The case for cities on the African continent is paradoxically promising and worrying due to the immensity of the task. Most African nations have experienced around only 60 years of so-called independence whilst still being heavily influenced by the current geopolitical mess that drives global markets. On the promising side, this sets the tone for digital revolutions underpinned by a radical pursuit to appreciate our histories, cultures, languages, ecosystems, resources, and future generations’ experiences of the world in all of these aspects. There is no strict agenda on how the emancipation of Afrofuturistic cities should/will occur. However, it is a process that necessitates a more holistic movement for Africans by Africans and essentially returning to the Egalitarianism philosophy of central and equal origin from the continent.
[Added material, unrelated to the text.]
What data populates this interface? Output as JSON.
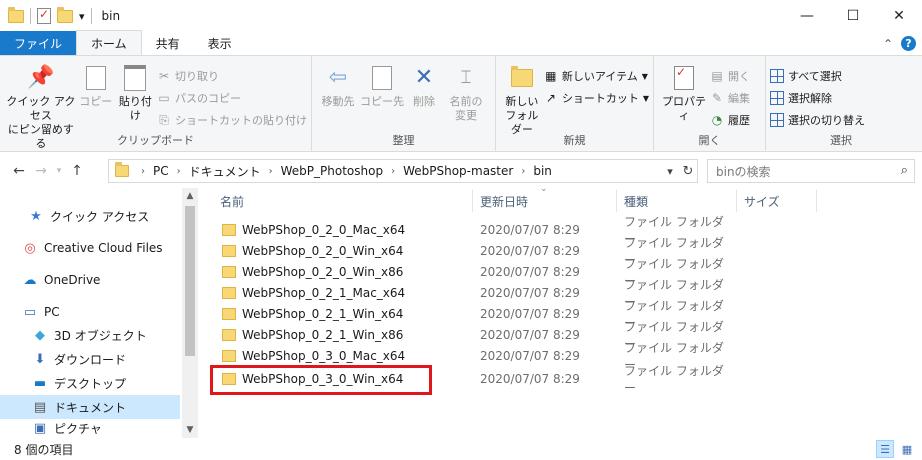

AD: What paths should be taken to break the colonial and hegemonic thinking present in architecture?
MA: We cannot claim to know or totalize a definitive action list that can break the dominant forces – both colonial and hegemonic – ingrained in our mode of living today, which is capitalistic. We believe that in order to affect change as individuals, recognition and constant reflection of how we occupy positions in and of institutions is fundamental, given the growingly individualistic world we live in as a result of digital social media. In the recent ETH Zurich Parity Talks V that we were invited to give a guest lecture and collaborate in running a workshop with, we emphasized these paths in an ongoing process of alteration, transformation, and diversity.
We understand diversity as a liberating symbiosis between dimensions of the tangible (physical) and the intangible (abstract, discursive freedom of human thought). Recognizing (by authorship and finance) the interests, labor, and energy of individuals and initiatives currently focusing on diversity through critical thinking and creative problem solving can be a way to action institutional commitment. Such individuals and initiatives become channels capable of doing transformative prototyping without the barriers coded into the DNA of institutions that were intentionally designed to resist change outside of hegemonic norms. We believe that incorporation through collaboration and not re-creating the wheel, are ways in which we might witness and initiate change, hopefully for a fraction of our lifetime and for the lives of communities who continue to suffer at the expense of spatial conditions of which architects can, and should respond to.
This article is part of the ArchDaily Topic: Young Practices. Every month we explore a topic in-depth through articles, interviews, news, and projects. Learn more about our monthly topics. As always, at ArchDaily we welcome the contributions of our readers; if you want to submit an article or project, contact us.